§ **SUPPLIED RECORDS**:
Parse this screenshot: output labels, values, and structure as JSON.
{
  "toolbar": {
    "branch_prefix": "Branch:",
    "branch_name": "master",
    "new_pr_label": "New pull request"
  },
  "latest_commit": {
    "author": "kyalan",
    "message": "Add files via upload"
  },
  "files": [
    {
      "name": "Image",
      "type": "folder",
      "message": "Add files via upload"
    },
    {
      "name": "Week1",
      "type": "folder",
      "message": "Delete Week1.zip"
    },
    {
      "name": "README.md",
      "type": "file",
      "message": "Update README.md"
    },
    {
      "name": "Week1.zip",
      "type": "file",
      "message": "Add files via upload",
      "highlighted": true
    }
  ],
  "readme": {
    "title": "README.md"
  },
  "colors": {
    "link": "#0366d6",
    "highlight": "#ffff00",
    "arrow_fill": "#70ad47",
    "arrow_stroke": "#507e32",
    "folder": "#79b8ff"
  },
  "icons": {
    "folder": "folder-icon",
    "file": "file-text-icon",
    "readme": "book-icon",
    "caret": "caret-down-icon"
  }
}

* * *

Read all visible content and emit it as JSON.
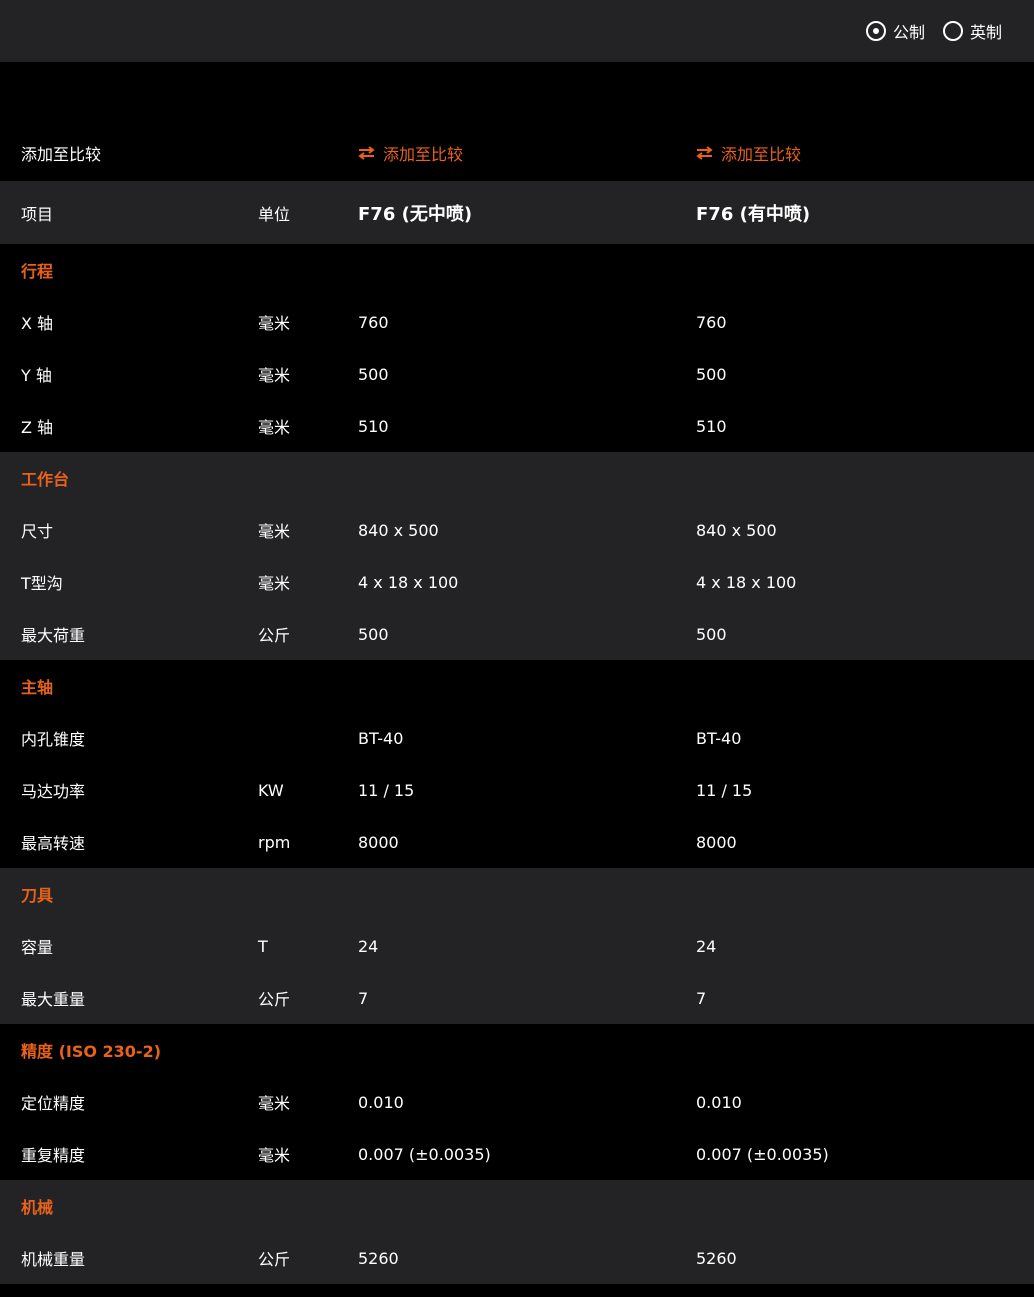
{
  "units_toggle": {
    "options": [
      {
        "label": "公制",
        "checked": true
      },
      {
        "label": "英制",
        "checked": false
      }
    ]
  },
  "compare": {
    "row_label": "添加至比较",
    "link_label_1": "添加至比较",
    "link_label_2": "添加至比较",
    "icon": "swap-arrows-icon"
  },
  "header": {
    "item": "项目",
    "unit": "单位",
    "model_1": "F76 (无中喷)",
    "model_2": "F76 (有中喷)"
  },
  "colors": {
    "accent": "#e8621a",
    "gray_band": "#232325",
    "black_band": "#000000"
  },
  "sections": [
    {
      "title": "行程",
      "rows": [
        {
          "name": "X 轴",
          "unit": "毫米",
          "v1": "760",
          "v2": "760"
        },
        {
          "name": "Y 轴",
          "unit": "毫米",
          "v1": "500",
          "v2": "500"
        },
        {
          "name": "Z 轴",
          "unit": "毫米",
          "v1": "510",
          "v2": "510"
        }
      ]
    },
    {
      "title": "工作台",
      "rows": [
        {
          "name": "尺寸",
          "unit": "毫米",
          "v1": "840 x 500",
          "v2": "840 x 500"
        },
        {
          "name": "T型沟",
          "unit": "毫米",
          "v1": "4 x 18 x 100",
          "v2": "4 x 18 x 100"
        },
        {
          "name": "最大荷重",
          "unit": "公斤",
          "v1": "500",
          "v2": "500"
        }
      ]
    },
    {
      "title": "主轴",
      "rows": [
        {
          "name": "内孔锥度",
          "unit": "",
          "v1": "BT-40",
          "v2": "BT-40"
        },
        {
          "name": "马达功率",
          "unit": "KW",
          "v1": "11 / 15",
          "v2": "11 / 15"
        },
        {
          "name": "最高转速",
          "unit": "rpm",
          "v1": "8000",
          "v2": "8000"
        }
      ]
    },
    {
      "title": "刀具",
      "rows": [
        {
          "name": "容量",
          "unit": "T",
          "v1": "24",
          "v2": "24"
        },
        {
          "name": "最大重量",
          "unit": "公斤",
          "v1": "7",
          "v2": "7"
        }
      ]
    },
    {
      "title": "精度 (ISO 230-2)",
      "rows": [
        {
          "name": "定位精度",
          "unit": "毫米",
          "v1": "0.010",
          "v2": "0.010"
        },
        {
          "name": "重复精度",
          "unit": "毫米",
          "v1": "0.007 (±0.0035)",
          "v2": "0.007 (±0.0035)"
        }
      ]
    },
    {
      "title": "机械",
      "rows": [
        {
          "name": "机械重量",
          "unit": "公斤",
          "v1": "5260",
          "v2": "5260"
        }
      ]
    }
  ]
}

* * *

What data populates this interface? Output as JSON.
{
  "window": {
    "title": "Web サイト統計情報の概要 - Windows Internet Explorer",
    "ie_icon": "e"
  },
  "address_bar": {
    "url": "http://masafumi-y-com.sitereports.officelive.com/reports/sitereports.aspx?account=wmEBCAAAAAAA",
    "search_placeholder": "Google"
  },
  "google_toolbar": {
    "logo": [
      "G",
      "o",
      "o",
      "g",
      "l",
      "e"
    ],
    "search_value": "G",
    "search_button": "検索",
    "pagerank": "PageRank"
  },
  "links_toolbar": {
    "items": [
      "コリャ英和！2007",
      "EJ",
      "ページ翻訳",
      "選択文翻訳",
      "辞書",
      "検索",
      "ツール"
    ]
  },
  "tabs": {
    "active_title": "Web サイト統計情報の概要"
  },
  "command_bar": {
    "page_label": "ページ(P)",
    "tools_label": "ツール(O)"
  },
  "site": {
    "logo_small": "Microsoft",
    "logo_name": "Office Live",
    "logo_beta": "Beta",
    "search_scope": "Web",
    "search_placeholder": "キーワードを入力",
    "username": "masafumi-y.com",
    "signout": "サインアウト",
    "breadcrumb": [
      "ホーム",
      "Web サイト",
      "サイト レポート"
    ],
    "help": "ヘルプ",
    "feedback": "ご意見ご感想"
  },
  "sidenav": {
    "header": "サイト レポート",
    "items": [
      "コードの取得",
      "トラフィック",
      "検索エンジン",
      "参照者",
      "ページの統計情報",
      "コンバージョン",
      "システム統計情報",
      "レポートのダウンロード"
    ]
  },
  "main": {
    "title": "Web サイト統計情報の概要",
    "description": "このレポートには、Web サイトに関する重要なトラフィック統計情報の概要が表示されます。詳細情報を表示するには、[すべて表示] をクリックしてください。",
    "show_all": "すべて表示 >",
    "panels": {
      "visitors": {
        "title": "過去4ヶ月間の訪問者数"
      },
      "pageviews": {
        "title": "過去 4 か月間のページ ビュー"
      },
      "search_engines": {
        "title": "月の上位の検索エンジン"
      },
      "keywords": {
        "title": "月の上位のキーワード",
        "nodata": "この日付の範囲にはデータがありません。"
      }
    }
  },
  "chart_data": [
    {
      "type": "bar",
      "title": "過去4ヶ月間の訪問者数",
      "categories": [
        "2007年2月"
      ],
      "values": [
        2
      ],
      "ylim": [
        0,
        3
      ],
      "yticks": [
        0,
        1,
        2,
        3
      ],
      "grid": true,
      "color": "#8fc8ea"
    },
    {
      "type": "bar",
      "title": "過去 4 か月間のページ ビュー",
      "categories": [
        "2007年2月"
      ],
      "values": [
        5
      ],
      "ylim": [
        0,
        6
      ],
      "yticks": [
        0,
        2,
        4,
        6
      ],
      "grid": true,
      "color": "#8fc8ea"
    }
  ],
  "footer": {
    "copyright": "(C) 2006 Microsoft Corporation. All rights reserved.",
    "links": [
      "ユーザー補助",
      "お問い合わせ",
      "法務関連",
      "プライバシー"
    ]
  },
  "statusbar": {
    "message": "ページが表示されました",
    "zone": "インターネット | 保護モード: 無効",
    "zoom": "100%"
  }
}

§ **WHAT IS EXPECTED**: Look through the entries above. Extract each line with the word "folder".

§ **SOLVED EXERCISE**:
      "type": "folder",
      "type": "folder",
    "folder": "#79b8ff"
    "folder": "folder-icon",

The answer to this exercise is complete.